    1. Check owner and permissions of the .ssh directory and its contents.

    2. Make sure that AllowGroups sshlogin is working nicely with Match rules.

      In my case, the former was not working for sequel_pro (i.e. sequel_pro could login both when it belonged to sshlogin and when it did not) because the former appeared just before.

Secreta: a little suite for managing configuration secrets

After learning AWS and Lambda, in the past few weeks I wrote Secreta, which is a set of three tools to manage configuration secrets in AWS Lambda functions.

secreta-generate-aws is a command line utility that creates a pair of keys for asymmetric key encryption, using RSA. It does so by

  1. running the forge module directly in an AWS Lambda function
  2. saving the private key directly in an AWS Parameter, encrypted and protected by an access tag
  3. saving the public key to a local file

secreta-encrypt is a command line utility that encrypts to a local .secreta file the secrets referenced in your configuration files (using a public key).

secreta-decrypt-aws is a NodeJS module that you can install into your AWS Lambda function to decrypt .secreta files in memory (using the corresponding private key, retrieved from the AWS Parameter) and merge them into the rest of the configuration, as if they had never been encrypted.

You can share the public key in your project repository. This will allow any other trusted developer (like yourself) to always have a current public key to keep encrypting configuration secrets. These could be obtained by exchanging GPG email messages, for example.
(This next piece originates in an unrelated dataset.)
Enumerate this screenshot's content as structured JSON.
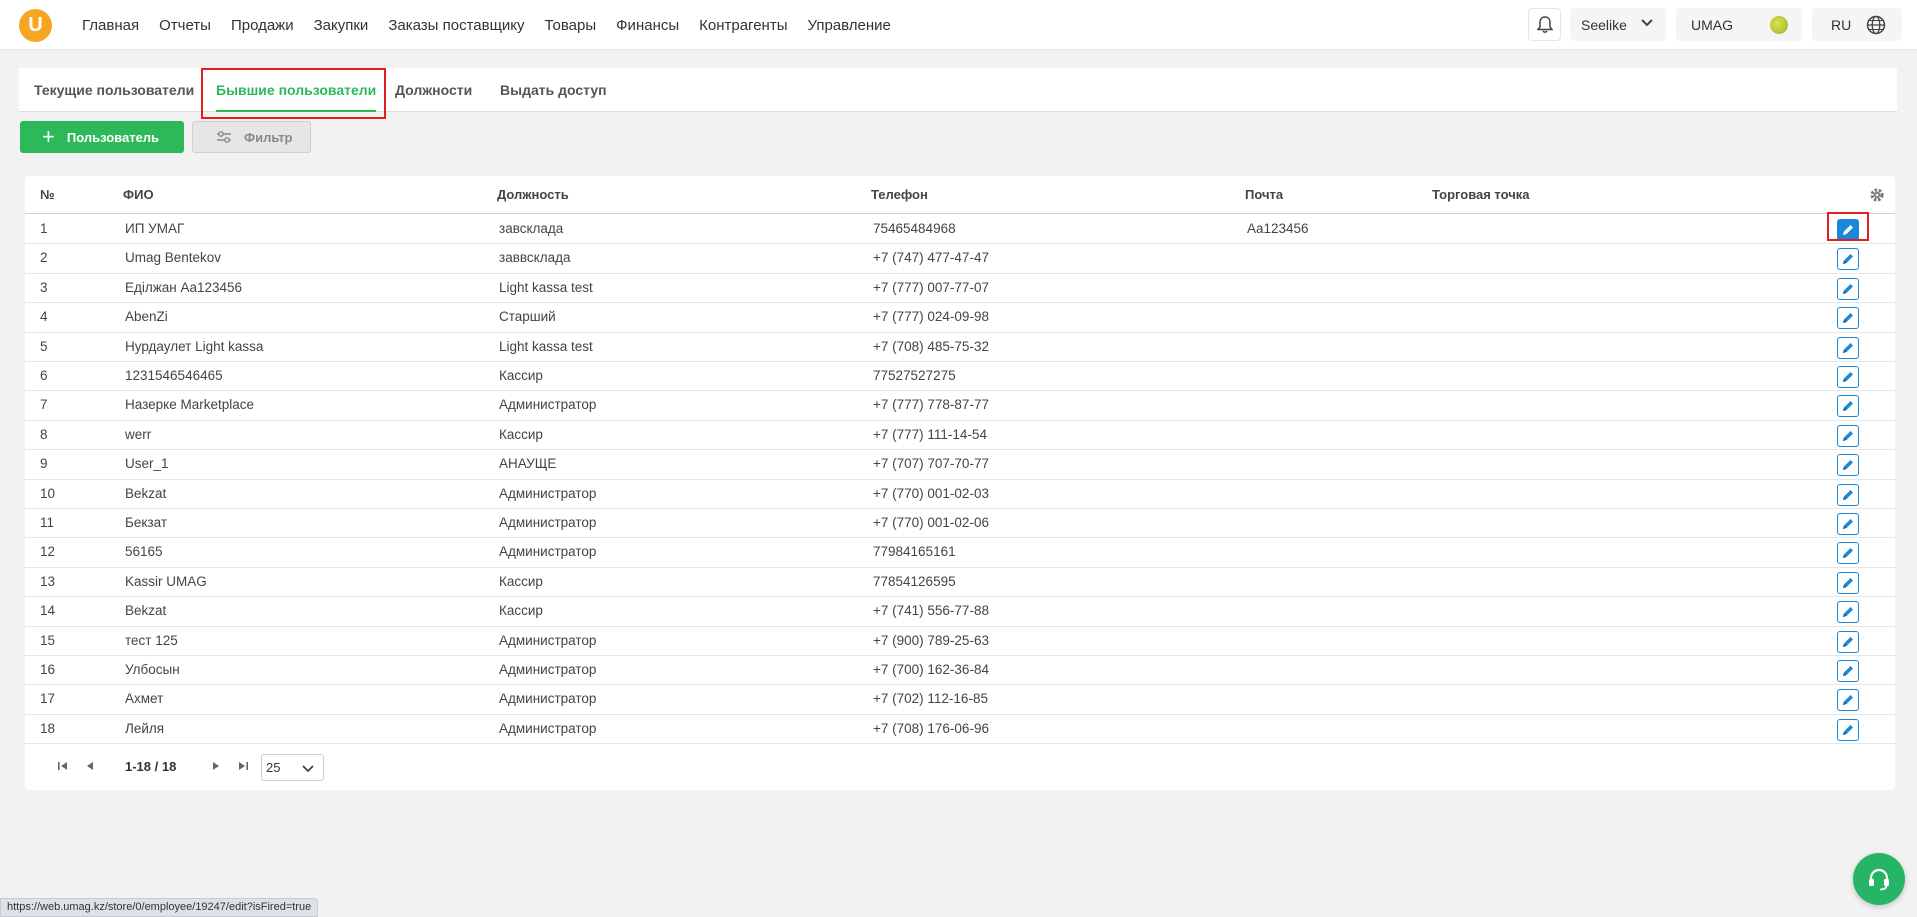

You can share the .secreta files in your project repository. This will allow any other developer to always have current configuration secrets to keep deploying your AWS Lambda function.

Documentation here.